desired, and convincing other people to vote likewise.)
> (which I still consider the call for votes on the init system to have been,
> regardless of whether there was any malicious intent).
And personally, I think if that *hadn't* been done, the TC would
probably still be fighting over variant issue #407 subclause 3 of what
color the 23rd ballot should be, and why in the meantime volunteers had
not yet materialized from the ether and set about to rewrite an init
system to satisfy TC member personal sensibilities. I don't see how
it's a procedural abuse to actually vote on the question the TC was
asked, rather than simultaneously seeking to answer an unasked and (as
demonstrated by GR) unwanted question.
I also think it's entirely too easy for *either* side of that past
debate to frame any number of actions on both sides as "procedural
abuse"; most such accusations already occurred at the time and thus do
not need revisiting here.
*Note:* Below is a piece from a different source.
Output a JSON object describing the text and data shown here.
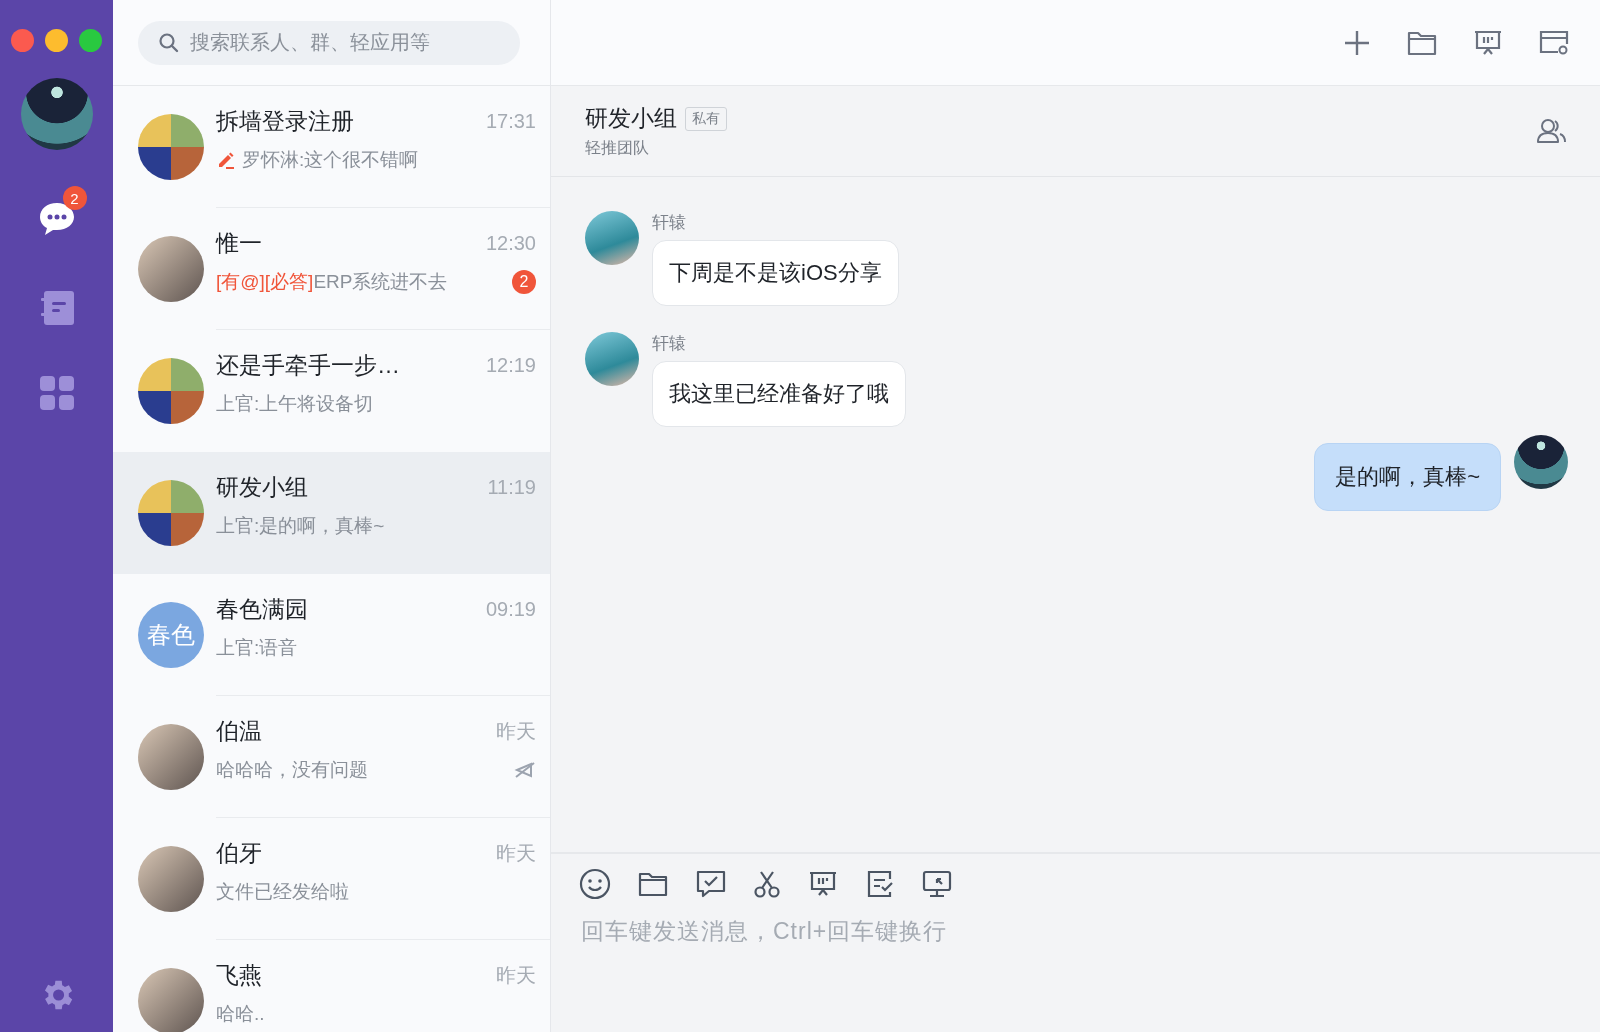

I think most of those generalize to the
meta-issue I mentioned earlier in this mail, about how that particular
debate was uniquely positioned to make meta-decisions devolve into the
main decision. I'd also suggest that that past committee decision was
painful enough without dredging up grievances from it here (the
avoidance of which was a significant motivation for my original mail to
this bug). To the extent a process improvement is desirable here, let's
see if we can manage to actually talk about that process improvement
*without* reopening the discussion on all the meta-issues of that
particular debate. I will endeavor to do the same myself.
- Josh Triplett